What you have to do
A precise copy of the data is required, with every picture left out.

● ● ● ● ●

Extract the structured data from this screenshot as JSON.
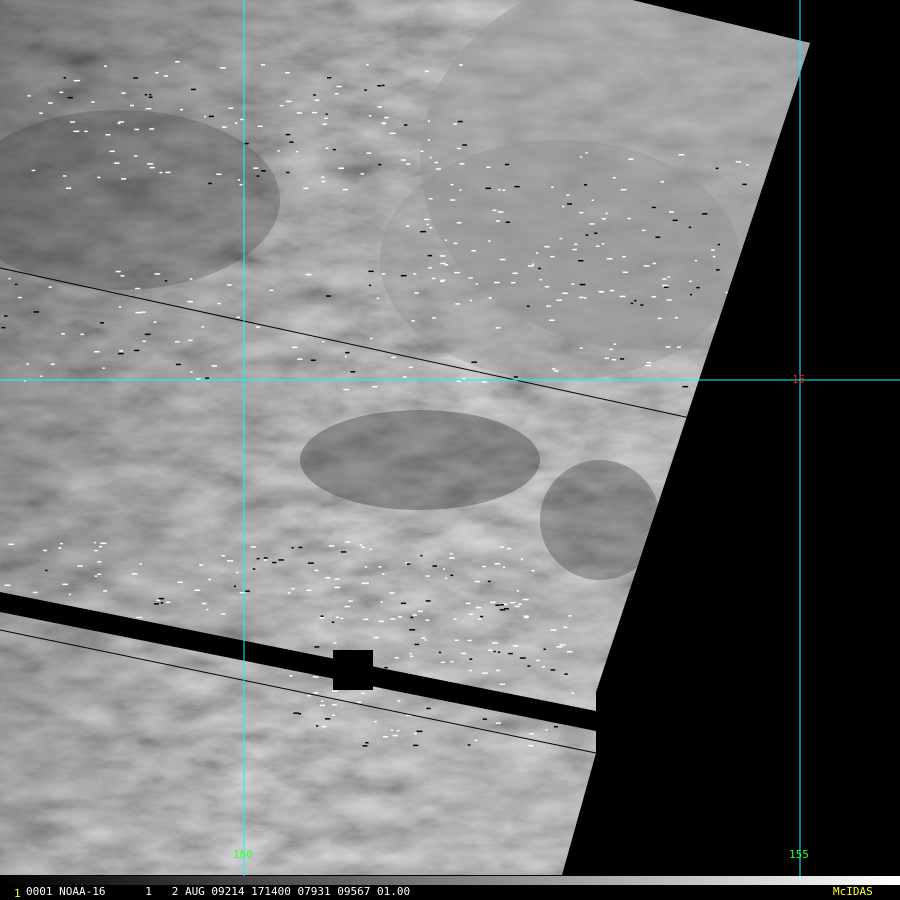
{
  "colors": {
    "grid_line": "#00ffff",
    "lat_label": "#ff2020",
    "lon_label": "#33ff33",
    "status_text": "#ffffff",
    "brand": "#ffff33",
    "frame_num": "#ffff33",
    "background": "#000000"
  },
  "grid": {
    "latitude_labels": [
      "15"
    ],
    "longitude_labels": [
      "160",
      "155"
    ]
  },
  "status_bar": {
    "frame_number": "1",
    "text": "0001 NOAA-16      1   2 AUG 09214 171400 07931 09567 01.00",
    "brand": "McIDAS"
  }
}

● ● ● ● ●

Exercise result
Extract the structured data from this screenshot as JSON.
{
  "colors": {
    "grid_line": "#00ffff",
    "lat_label": "#ff2020",
    "lon_label": "#33ff33",
    "status_text": "#ffffff",
    "brand": "#ffff33",
    "frame_num": "#ffff33",
    "background": "#000000"
  },
  "grid": {
    "latitude_labels": [
      "15"
    ],
    "longitude_labels": [
      "160",
      "155"
    ]
  },
  "status_bar": {
    "frame_number": "1",
    "text": "0001 NOAA-16      1   2 AUG 09214 171400 07931 09567 01.00",
    "brand": "McIDAS"
  }
}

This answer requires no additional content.